To come to the end. To stop. Not necessarily the same thing, as far as poems are concerned. In fact, a frequent criticism of a poem is that its stopping place creates a “weak”ending or one that “doesn’t work.” I stumbled into this muddy field recently in asking poet-editors to read and comment on a book I was working on. Critiques of endings dotted the pages, rarely the same view, occasionally even contradicting each other. …
Matthew Tierney’s _The Hayflick Limit_ opens with an excerpt from Joseph Brodsky’s winter eclogue, which in its 13 words raises at least as many questions: if each body “falls prey” to the telescope, is distance the hunter? Is proximity? Discovery? Is being preyed upon a relief from the indifference of time, death an acknowledgment of existence? The brevity and the stab of those lines pries us open, leaving the reader far more vulnerable than the poet, though Brodsky evidently knew whereof he wrote. Even my grumpy expectations are not so high as to compare Tierney to his epigraphist, but what a lesson in how to offer poems to their readers. In this second collection, Tierney offers up our world, from the commonplace to the contemporary to the cosmic, with craft and cleverness, but he shies away from that Brodsky-esque eviscerating evocation. …

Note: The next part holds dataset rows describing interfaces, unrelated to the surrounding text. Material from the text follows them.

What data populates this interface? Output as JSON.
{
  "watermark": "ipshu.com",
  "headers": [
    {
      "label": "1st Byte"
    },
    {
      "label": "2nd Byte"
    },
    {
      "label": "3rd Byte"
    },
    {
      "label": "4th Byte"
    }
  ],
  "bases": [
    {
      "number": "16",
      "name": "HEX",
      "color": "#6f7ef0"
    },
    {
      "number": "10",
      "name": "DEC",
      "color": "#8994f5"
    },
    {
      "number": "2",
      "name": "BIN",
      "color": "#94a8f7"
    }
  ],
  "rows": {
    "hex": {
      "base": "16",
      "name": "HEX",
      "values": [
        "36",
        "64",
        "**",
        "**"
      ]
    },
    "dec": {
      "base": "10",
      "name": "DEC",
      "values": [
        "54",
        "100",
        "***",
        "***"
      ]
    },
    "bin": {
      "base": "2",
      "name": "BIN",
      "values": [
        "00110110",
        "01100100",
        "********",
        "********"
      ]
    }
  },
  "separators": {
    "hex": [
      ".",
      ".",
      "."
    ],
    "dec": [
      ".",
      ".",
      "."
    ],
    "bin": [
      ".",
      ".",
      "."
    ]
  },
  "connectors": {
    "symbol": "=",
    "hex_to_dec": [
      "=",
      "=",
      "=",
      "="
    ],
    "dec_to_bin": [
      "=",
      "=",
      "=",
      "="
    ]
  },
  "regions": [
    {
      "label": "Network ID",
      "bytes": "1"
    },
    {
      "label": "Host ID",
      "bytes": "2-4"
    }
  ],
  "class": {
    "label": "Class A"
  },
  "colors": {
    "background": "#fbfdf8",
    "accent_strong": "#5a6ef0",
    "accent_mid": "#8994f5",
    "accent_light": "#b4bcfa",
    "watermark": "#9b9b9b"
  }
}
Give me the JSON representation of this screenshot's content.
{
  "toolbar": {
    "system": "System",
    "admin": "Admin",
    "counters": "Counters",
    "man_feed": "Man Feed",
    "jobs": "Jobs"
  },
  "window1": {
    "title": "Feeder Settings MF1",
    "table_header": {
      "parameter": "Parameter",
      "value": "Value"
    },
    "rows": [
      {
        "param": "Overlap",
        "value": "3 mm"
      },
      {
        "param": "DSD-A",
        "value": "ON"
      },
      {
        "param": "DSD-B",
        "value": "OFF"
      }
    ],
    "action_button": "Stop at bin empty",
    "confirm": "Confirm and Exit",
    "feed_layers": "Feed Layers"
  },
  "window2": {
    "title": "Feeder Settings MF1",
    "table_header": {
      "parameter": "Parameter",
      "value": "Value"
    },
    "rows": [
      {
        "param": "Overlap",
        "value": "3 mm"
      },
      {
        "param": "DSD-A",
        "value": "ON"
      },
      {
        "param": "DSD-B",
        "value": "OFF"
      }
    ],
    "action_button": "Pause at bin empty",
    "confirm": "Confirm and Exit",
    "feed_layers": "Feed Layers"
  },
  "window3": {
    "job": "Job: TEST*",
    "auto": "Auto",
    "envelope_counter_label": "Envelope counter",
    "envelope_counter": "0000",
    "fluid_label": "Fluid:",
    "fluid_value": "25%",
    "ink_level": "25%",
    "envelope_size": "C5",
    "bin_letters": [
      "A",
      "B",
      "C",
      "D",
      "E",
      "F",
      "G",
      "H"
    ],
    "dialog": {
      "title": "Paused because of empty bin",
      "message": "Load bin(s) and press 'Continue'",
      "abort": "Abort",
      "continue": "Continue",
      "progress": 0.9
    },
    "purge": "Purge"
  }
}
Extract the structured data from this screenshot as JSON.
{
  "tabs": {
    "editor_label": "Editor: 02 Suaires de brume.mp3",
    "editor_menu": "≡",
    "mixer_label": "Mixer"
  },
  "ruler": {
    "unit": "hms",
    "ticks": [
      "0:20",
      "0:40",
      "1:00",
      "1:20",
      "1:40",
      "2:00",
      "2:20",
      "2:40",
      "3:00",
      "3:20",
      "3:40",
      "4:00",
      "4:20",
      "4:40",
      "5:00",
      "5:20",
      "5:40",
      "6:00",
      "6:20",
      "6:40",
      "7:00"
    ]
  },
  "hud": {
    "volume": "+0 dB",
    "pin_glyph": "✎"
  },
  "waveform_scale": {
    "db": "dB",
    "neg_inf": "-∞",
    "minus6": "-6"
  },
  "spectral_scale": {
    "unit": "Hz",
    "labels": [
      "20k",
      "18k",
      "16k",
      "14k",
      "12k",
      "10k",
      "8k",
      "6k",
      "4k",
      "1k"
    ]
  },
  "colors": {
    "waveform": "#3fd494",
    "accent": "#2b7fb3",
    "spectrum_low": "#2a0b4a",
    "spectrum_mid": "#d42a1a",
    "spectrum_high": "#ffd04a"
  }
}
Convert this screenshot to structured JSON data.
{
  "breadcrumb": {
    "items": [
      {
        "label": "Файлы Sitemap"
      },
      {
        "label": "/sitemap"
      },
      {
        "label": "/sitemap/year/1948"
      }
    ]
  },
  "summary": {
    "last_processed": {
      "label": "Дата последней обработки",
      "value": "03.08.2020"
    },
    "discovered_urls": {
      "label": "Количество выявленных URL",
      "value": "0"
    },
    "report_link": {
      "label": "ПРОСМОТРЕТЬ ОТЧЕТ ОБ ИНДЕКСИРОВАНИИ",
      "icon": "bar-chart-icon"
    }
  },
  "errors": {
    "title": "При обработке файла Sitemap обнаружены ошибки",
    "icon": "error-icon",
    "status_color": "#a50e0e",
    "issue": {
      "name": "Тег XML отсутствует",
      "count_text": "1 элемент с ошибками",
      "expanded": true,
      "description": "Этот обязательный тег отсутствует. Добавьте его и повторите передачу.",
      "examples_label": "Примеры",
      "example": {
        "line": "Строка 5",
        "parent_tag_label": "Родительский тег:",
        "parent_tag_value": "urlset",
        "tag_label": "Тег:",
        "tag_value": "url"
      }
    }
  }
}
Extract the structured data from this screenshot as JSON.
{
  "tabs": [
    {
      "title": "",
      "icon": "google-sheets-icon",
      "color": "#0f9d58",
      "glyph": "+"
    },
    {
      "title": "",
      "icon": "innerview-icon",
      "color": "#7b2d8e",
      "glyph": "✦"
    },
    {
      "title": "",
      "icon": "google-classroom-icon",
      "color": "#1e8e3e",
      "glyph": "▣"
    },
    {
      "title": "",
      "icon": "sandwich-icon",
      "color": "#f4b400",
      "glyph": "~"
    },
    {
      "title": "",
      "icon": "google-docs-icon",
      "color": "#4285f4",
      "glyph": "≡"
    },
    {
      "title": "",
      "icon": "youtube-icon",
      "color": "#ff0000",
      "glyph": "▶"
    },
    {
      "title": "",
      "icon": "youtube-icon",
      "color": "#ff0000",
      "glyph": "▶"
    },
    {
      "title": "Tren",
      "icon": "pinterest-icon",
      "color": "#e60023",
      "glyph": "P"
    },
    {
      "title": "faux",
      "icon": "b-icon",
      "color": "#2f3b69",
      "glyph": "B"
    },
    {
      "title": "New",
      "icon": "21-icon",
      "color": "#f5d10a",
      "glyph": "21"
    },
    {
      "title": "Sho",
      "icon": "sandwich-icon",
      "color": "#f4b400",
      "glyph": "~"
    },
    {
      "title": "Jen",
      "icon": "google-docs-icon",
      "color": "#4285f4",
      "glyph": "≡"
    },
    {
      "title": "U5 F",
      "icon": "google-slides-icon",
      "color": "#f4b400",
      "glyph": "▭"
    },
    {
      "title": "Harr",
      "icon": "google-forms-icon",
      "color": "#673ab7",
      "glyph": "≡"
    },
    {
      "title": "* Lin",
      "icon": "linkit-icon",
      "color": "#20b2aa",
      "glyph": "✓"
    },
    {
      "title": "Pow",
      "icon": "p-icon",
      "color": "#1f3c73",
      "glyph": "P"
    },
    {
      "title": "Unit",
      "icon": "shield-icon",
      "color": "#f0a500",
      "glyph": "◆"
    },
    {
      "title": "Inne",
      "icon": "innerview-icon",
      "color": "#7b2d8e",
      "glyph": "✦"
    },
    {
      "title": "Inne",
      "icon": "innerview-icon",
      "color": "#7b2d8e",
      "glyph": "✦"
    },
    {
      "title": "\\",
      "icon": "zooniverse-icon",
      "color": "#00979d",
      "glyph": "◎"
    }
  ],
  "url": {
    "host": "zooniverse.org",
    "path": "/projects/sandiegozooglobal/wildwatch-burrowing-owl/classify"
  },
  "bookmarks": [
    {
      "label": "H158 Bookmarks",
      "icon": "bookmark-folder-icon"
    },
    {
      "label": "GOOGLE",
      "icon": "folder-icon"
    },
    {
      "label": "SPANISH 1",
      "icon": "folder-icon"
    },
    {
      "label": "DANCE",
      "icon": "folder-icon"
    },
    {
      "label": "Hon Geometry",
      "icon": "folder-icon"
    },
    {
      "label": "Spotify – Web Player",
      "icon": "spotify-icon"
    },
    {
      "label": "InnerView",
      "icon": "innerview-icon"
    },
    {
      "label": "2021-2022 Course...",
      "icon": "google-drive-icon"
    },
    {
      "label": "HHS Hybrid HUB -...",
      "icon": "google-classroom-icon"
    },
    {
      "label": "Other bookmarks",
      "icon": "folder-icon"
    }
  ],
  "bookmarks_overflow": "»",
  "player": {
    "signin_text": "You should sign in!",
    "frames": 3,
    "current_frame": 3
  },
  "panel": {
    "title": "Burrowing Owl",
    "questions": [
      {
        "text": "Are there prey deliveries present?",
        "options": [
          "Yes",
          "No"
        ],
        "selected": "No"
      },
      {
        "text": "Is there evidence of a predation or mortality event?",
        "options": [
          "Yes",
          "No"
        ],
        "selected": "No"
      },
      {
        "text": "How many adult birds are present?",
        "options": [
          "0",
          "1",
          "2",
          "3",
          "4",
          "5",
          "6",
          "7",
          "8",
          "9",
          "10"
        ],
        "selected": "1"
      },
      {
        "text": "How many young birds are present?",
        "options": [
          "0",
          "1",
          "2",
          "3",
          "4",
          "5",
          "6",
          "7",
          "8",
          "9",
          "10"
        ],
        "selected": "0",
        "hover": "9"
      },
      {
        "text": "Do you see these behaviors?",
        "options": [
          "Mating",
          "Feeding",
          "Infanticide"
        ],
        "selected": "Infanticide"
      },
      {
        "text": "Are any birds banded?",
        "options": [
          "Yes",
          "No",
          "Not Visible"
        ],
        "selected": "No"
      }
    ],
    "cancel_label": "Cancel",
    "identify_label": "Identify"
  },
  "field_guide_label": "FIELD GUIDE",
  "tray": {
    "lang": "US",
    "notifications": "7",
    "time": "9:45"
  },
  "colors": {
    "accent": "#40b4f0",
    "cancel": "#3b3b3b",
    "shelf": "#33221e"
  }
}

I really wanted to like this book. Love it, in fact. I wanted to love it like I fell in love with Mean Babstock’s first book. Mean was glorious, it was the way and the light, and as I read it years ago I kept thinking, this is poetry one could emulate, this is poetry worthy of putting forward on the world stage, this is the best book of Canadian poetry I’ve read in years. Mean stuck with me, and it’s stuck with others: it’s the yardstick for a certain generation of poets. I know of what I speak: I’ve asked dozens of poets, in the midst of flagging polite conversation, “But what do you think about Babstock’s Mean?” And the reaction is often one I myself can identify with: unadulterated awe.